Malignant Mesothelioma Epidemiology
Epidemiology is the study of health events and characteristics within a society, and is one of the main methods of public health research. Epidemiology assists in identifying risk factors for disease, as well as means of preventative medicine. Those observing epidemiology collect and then record statistical data, interpreting the results. This information takes into account the health of an entire population, rather than the individual.
The epidemiological study of malignant mesothelioma has determined that the most prominent causation associated with this form of cancer is exposure to asbestos.

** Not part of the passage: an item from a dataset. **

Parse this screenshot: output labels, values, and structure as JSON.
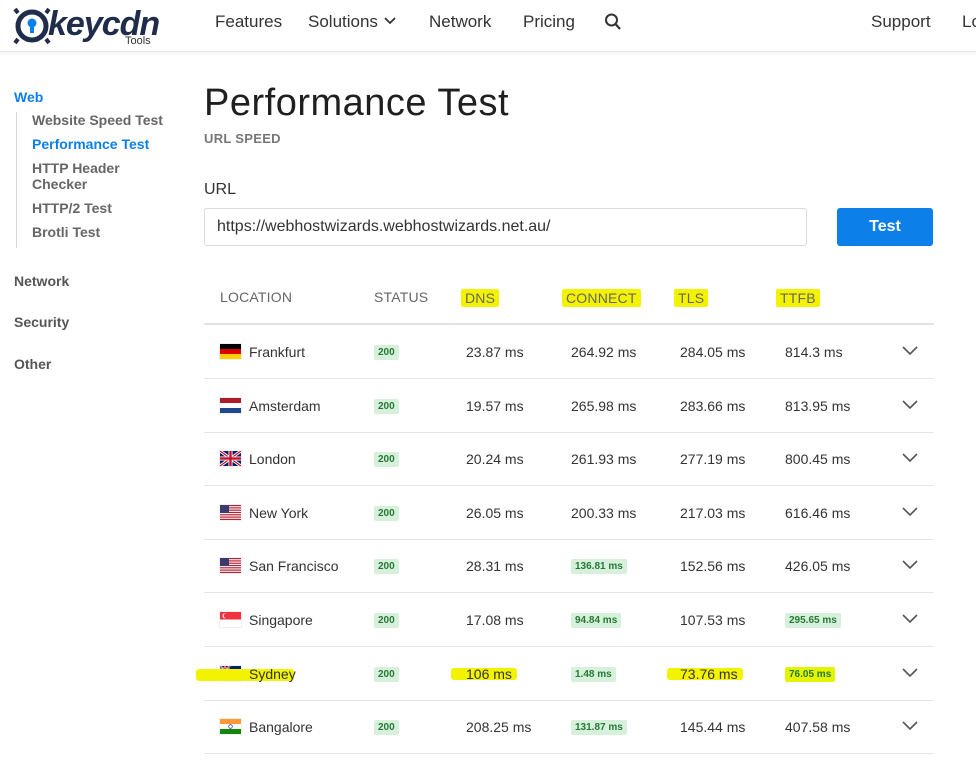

Approximately 2,000 to 3,000 Americans are diagnosed with mesothelioma each year; of those between 70% and 80% have a history of asbestos exposure usually through occupational means. Historically men were most likely to hold jobs associated with asbestos, making them more prone to mesothelioma than women. Statistics provided by the Centers for Disease Control show that between 1999 and 2005, 14,591 men and 3,477 women died of malignant mesothelioma. The same report from the CDC also states that between 1999 and 2005, 17,180 Caucasians, 707 African Americans, and 181 members of other races died of malignant mesothelioma.
Gender and Mesothelioma
The American Cancer Society explains that the risk of mesothelioma increases with age. It is also stated that men are about four times more likely to be diagnosed than women are. However, it is reported that women are more likely to be diagnosed with peritoneal or pericardial mesothelioma. The reasons for this have yet to be fully understood.
The most common type of mesothelioma is malignant pleural mesothelioma, which affects the lining of the lungs. Approximately 60% to 75% of all cases are diagnosed as pleural mesothelioma. This is because asbestos fibers are most likely to be inhaled and then embed themselves in the lining of the lungs, acting as a human carcinogen. Those diagnosed with this form of the disease tend to have a more favorable prognosis and thus longer survival rate than other types of mesothelioma. The study of statistics and reports stemming from epidemiological research will hopefully lead to better preventative measures concerning mesothelioma. These numbers can also eventually lead to diagnosis of the disease while it is in the earlier stages, leading to a better patient prognosis.